● EXCERPTED DATA
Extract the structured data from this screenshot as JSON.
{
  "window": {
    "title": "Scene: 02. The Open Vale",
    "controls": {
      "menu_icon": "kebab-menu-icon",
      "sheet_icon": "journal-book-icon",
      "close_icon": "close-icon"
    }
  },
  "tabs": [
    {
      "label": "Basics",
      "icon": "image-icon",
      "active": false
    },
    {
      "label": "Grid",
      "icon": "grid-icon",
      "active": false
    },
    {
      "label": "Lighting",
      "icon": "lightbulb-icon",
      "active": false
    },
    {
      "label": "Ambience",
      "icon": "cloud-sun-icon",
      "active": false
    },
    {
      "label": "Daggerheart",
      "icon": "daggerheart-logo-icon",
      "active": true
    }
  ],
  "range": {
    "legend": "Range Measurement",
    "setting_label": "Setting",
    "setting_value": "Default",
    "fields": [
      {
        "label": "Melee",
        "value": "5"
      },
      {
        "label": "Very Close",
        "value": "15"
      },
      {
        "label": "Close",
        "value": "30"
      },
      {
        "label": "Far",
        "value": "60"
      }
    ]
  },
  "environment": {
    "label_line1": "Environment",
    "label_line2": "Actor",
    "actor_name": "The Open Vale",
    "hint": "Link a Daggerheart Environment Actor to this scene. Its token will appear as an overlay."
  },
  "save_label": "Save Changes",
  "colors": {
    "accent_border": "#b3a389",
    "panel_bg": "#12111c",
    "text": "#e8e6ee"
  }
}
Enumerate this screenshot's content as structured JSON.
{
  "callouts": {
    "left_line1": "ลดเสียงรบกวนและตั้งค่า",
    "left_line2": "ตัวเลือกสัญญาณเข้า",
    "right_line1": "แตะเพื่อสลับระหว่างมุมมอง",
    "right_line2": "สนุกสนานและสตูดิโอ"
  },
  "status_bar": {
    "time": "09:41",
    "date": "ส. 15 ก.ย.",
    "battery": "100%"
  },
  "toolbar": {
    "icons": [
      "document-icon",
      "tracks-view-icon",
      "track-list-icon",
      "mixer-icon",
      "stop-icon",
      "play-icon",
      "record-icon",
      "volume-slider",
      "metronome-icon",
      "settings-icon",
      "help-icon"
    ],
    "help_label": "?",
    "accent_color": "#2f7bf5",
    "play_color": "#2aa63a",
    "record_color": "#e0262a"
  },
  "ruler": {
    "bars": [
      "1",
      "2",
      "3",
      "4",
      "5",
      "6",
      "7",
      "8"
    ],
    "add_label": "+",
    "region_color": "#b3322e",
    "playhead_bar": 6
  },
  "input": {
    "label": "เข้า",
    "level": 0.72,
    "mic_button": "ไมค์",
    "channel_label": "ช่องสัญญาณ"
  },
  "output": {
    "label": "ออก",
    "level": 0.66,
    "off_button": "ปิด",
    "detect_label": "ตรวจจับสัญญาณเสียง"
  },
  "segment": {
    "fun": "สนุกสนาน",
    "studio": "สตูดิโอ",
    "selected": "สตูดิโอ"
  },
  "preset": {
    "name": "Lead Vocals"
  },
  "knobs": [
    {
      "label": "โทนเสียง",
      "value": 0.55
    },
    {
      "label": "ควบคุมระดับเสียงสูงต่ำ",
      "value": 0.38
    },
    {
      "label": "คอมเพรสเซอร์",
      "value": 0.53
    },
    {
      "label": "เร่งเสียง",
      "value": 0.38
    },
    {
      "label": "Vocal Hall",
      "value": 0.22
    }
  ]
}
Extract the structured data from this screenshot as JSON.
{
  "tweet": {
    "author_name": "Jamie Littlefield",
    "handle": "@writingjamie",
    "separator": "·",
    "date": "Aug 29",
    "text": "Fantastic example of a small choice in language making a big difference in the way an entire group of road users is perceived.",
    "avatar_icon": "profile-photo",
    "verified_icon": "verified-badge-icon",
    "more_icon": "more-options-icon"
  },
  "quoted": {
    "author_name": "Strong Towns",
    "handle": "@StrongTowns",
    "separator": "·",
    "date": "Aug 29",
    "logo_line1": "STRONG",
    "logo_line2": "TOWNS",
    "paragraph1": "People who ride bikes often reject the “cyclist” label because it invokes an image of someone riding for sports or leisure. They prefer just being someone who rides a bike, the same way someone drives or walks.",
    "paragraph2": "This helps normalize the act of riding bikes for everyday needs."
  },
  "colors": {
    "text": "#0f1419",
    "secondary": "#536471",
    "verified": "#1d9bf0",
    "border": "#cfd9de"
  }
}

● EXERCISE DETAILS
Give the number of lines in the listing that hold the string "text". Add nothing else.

● TASK RESPONSE
3